“Pollina’s #2 ranking for Nebraska solidifies what Nebraska and Nebraskans have to offer,” said Catherine Lang, director of the Nebraska Department of Economic Development (DED). “This study is well-respected among the economic development world, and Gov. Heineman, the legislature, DED, and our Nebraska communities continue to work together reviewing and upgrading the factors that make Nebraska’s pro-business climate so attractive for recruiting and retaining growing businesses.”


“In terms of Stage II, Incentives and Economic Development Agency Factors, Nebraska continued its strong showing by placing #5 in this Stage, reflecting the states emphasis on providing the tools necessary for businesses to grow.  In the area of incentive programs, they performed extremely well receiving a Report Card grade of “A” and a rank of #9 in the nation.  In terms Marketing/Website/Response to new and existing employers, Nebraska also performed exceptionally receiving a grade of “A.”  The state’s economic development efforts ranked # 1 tying with Kansas, Louisiana, Missouri, Ohio, and Utah.
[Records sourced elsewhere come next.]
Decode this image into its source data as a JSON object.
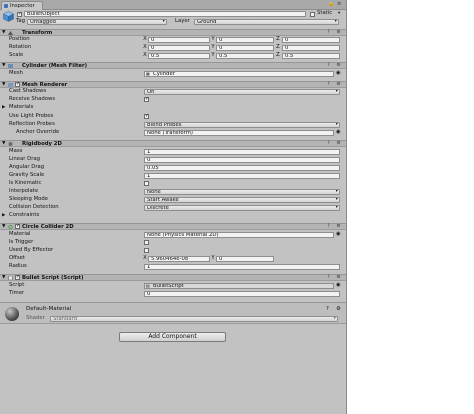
{
  "tab": {
    "label": "Inspector",
    "lock": "🔒",
    "menu": "≡"
  },
  "header": {
    "name": "BulletObject",
    "static_label": "Static",
    "tag_label": "Tag",
    "tag_value": "Untagged",
    "layer_label": "Layer",
    "layer_value": "Ground"
  },
  "transform": {
    "title": "Transform",
    "rows": [
      {
        "label": "Position",
        "x": "0",
        "y": "0",
        "z": "0"
      },
      {
        "label": "Rotation",
        "x": "0",
        "y": "0",
        "z": "0"
      },
      {
        "label": "Scale",
        "x": "0.5",
        "y": "0.5",
        "z": "0.5"
      }
    ],
    "axis": {
      "x": "X",
      "y": "Y",
      "z": "Z"
    }
  },
  "mesh_filter": {
    "title": "Cylinder (Mesh Filter)",
    "mesh_label": "Mesh",
    "mesh_value": "Cylinder"
  },
  "mesh_renderer": {
    "title": "Mesh Renderer",
    "cast_shadows_label": "Cast Shadows",
    "cast_shadows_value": "On",
    "receive_shadows_label": "Receive Shadows",
    "materials_label": "Materials",
    "use_light_probes_label": "Use Light Probes",
    "reflection_probes_label": "Reflection Probes",
    "reflection_probes_value": "Blend Probes",
    "anchor_override_label": "Anchor Override",
    "anchor_override_value": "None (Transform)"
  },
  "rigidbody": {
    "title": "Rigidbody 2D",
    "mass_label": "Mass",
    "mass_value": "1",
    "linear_drag_label": "Linear Drag",
    "linear_drag_value": "0",
    "angular_drag_label": "Angular Drag",
    "angular_drag_value": "0.05",
    "gravity_label": "Gravity Scale",
    "gravity_value": "1",
    "kinematic_label": "Is Kinematic",
    "interpolate_label": "Interpolate",
    "interpolate_value": "None",
    "sleeping_label": "Sleeping Mode",
    "sleeping_value": "Start Awake",
    "collision_label": "Collision Detection",
    "collision_value": "Discrete",
    "constraints_label": "Constraints"
  },
  "circle_collider": {
    "title": "Circle Collider 2D",
    "material_label": "Material",
    "material_value": "None (Physics Material 2D)",
    "trigger_label": "Is Trigger",
    "effector_label": "Used By Effector",
    "offset_label": "Offset",
    "offset_x": "5.960464e-08",
    "offset_y": "0",
    "radius_label": "Radius",
    "radius_value": "1"
  },
  "bullet_script": {
    "title": "Bullet Script (Script)",
    "script_label": "Script",
    "script_value": "BulletScript",
    "timer_label": "Timer",
    "timer_value": "0"
  },
  "material": {
    "name": "Default-Material",
    "shader_label": "Shader",
    "shader_value": "Standard"
  },
  "add_component": "Add Component",
  "icons": {
    "gear": "⚙",
    "help": "?",
    "fold_open": "▼",
    "fold_closed": "▶"
  }
}
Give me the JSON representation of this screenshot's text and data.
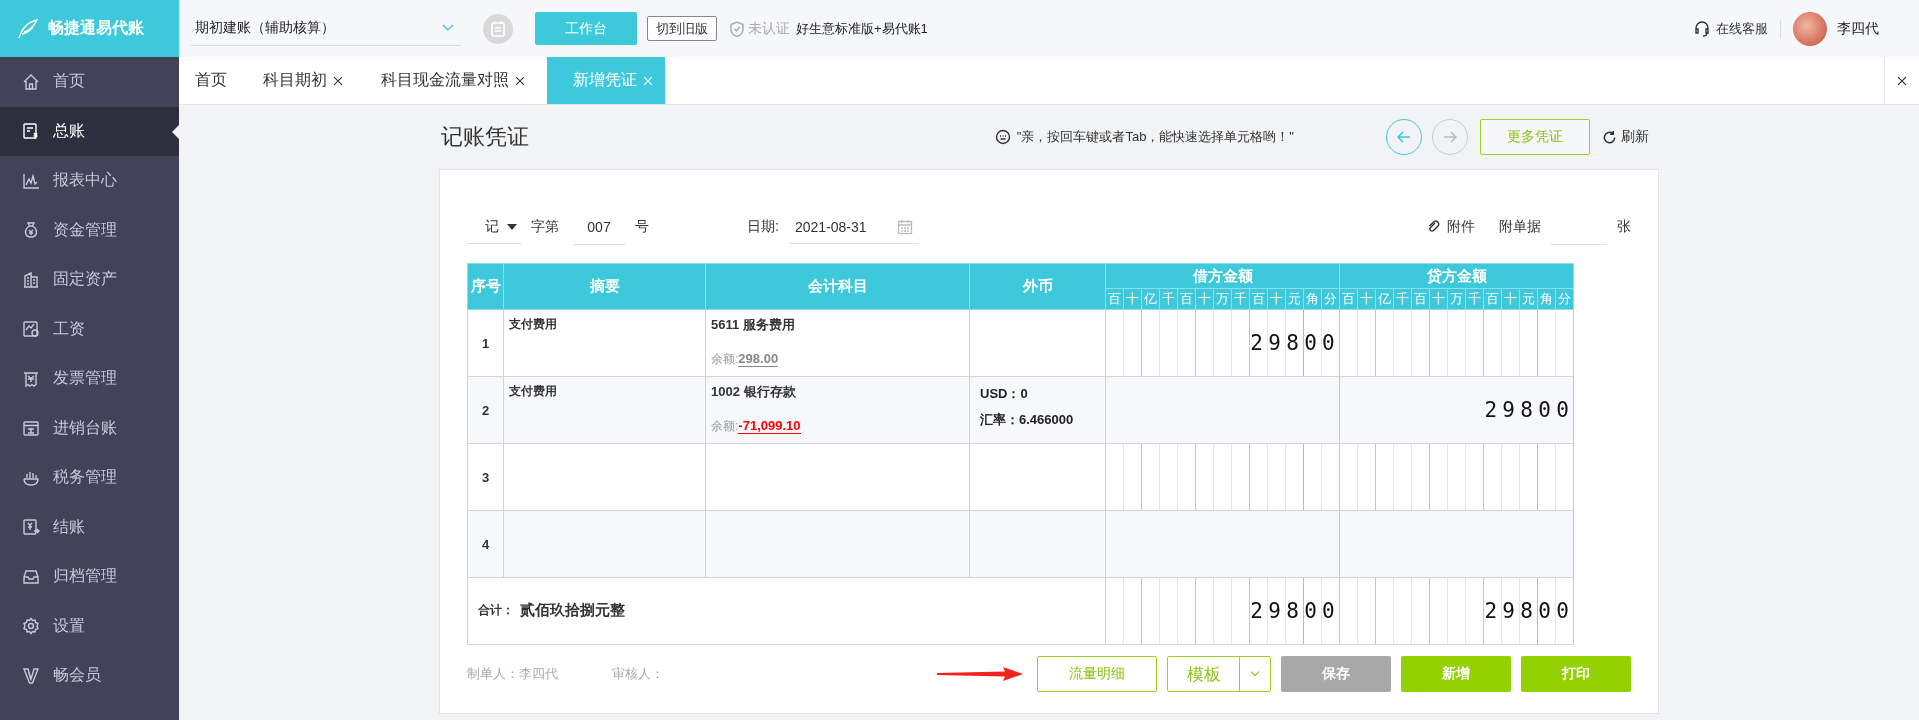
{
  "logo": {
    "text": "畅捷通易代账"
  },
  "sidebar": {
    "items": [
      {
        "label": "首页",
        "selected": false
      },
      {
        "label": "总账",
        "selected": true
      },
      {
        "label": "报表中心",
        "selected": false
      },
      {
        "label": "资金管理",
        "selected": false
      },
      {
        "label": "固定资产",
        "selected": false
      },
      {
        "label": "工资",
        "selected": false
      },
      {
        "label": "发票管理",
        "selected": false
      },
      {
        "label": "进销台账",
        "selected": false
      },
      {
        "label": "税务管理",
        "selected": false
      },
      {
        "label": "结账",
        "selected": false
      },
      {
        "label": "归档管理",
        "selected": false
      },
      {
        "label": "设置",
        "selected": false
      },
      {
        "label": "畅会员",
        "selected": false
      }
    ]
  },
  "topbar": {
    "book_select": "期初建账（辅助核算）",
    "workbench_button": "工作台",
    "old_version_button": "切到旧版",
    "cert_badge": "未认证",
    "product": "好生意标准版+易代账1",
    "support": "在线客服",
    "user": "李四代"
  },
  "tabs": [
    {
      "label": "首页",
      "selected": false,
      "closable": false
    },
    {
      "label": "科目期初",
      "selected": false,
      "closable": true
    },
    {
      "label": "科目现金流量对照",
      "selected": false,
      "closable": true
    },
    {
      "label": "新增凭证",
      "selected": true,
      "closable": true
    }
  ],
  "voucher": {
    "title": "记账凭证",
    "tip": "\"亲，按回车键或者Tab，能快速选择单元格哟！\"",
    "nav": [
      {
        "kind": "back",
        "disabled": false
      },
      {
        "kind": "forward",
        "disabled": true
      }
    ],
    "more_button": "更多凭证",
    "refresh": "刷新",
    "type": "记",
    "prefix": "字第",
    "number": "007",
    "suffix": "号",
    "date_label": "日期:",
    "date": "2021-08-31",
    "attach": "附件",
    "docs_label": "附单据",
    "docs_unit": "张"
  },
  "table": {
    "columns": [
      "序号",
      "摘要",
      "会计科目",
      "外币"
    ],
    "amount_groups": [
      {
        "title": "借方金额",
        "units": [
          "百",
          "十",
          "亿",
          "千",
          "百",
          "十",
          "万",
          "千",
          "百",
          "十",
          "元",
          "角",
          "分"
        ]
      },
      {
        "title": "贷方金额",
        "units": [
          "百",
          "十",
          "亿",
          "千",
          "百",
          "十",
          "万",
          "千",
          "百",
          "十",
          "元",
          "角",
          "分"
        ]
      }
    ],
    "rows": [
      {
        "seq": "1",
        "summary": "支付费用",
        "account": "5611 服务费用",
        "balance_label": "余额:",
        "balance": "298.00",
        "negative": false,
        "currency": [],
        "debit": "29800",
        "credit": ""
      },
      {
        "seq": "2",
        "summary": "支付费用",
        "account": "1002 银行存款",
        "balance_label": "余额:",
        "balance": "-71,099.10",
        "negative": true,
        "currency": [
          "USD：0",
          "汇率：6.466000"
        ],
        "debit": "",
        "credit": "29800"
      },
      {
        "seq": "3"
      },
      {
        "seq": "4"
      }
    ],
    "total": {
      "label": "合计：",
      "text": "贰佰玖拾捌元整",
      "debit": "29800",
      "credit": "29800"
    }
  },
  "footer": {
    "maker": "制单人：李四代",
    "reviewer": "审核人：",
    "buttons": [
      {
        "label": "流量明细",
        "kind": "outline",
        "disabled": false
      },
      {
        "label": "模板",
        "kind": "split",
        "disabled": false
      },
      {
        "label": "保存",
        "kind": "primary",
        "disabled": true
      },
      {
        "label": "新增",
        "kind": "primary",
        "disabled": false
      },
      {
        "label": "打印",
        "kind": "primary",
        "disabled": false
      }
    ]
  }
}
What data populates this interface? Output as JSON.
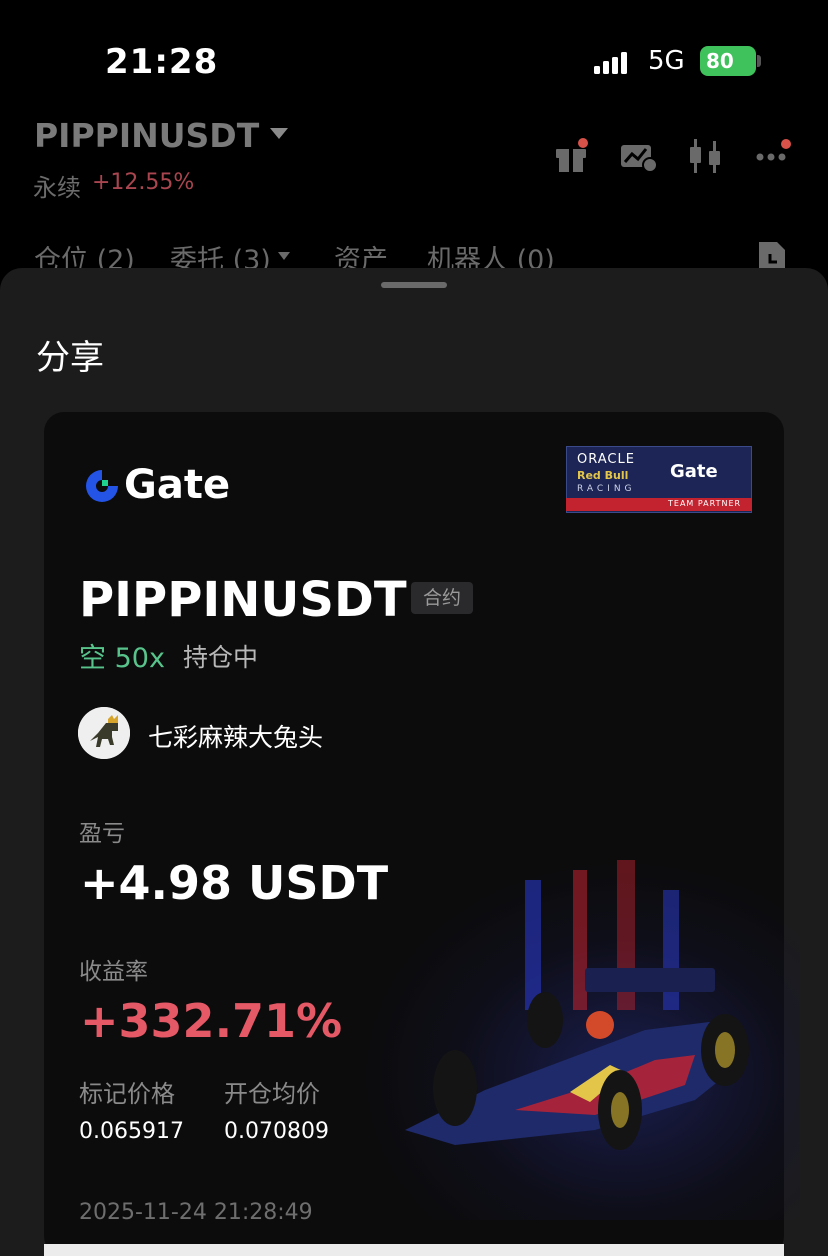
{
  "status_bar": {
    "time": "21:28",
    "network": "5G",
    "battery": "80"
  },
  "header": {
    "symbol": "PIPPINUSDT",
    "contract_type": "永续",
    "change": "+12.55%",
    "icons": [
      "gift-icon",
      "chart-settings-icon",
      "candlestick-icon",
      "more-icon"
    ]
  },
  "tabs": [
    {
      "label": "仓位 (2)"
    },
    {
      "label": "委托 (3)"
    },
    {
      "label": "资产"
    },
    {
      "label": "机器人 (0)"
    }
  ],
  "sheet": {
    "title": "分享"
  },
  "card": {
    "brand": "Gate",
    "partner_badge": {
      "line1": "ORACLE",
      "line2": "Red Bull",
      "line3": "RACING",
      "brand": "Gate",
      "footer": "TEAM PARTNER"
    },
    "pair": "PIPPINUSDT",
    "tag": "合约",
    "direction": "空 50x",
    "status": "持仓中",
    "username": "七彩麻辣大兔头",
    "pnl_label": "盈亏",
    "pnl_value": "+4.98 USDT",
    "roi_label": "收益率",
    "roi_value": "+332.71%",
    "mark_price_label": "标记价格",
    "mark_price": "0.065917",
    "entry_price_label": "开仓均价",
    "entry_price": "0.070809",
    "timestamp": "2025-11-24 21:28:49"
  },
  "colors": {
    "background": "#000000",
    "sheet": "#1c1c1c",
    "card": "#0c0c0d",
    "profit_red": "#e55967",
    "short_green": "#58c48b",
    "brand_blue": "#2354e6",
    "brand_green": "#1fd28d"
  }
}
Nebraska’s economic development website is among the top five in the nation,” stated Pollina. 


Considered one of the most, if not the most comprehensive study of its type, the Pollina Corporate Top 10 Pro-Business States annual study analyzes and identifies the most effective state governments at creating pro-business environments. The study examines 32 factors controlled by state government, including taxation, human resources, infrastructure, economic incentive programs and state economic development efforts.


Since 2004, the study has been covered by The Wall Street Journal, Forbes, CBS, NBC, CNN and NPR, as well as TV and radio stations, and newspapers across the nation. Several reports consider the Pollina Corporate Top 10 Pro-Business States study to be the “Gold Standard” by which all states should be judged.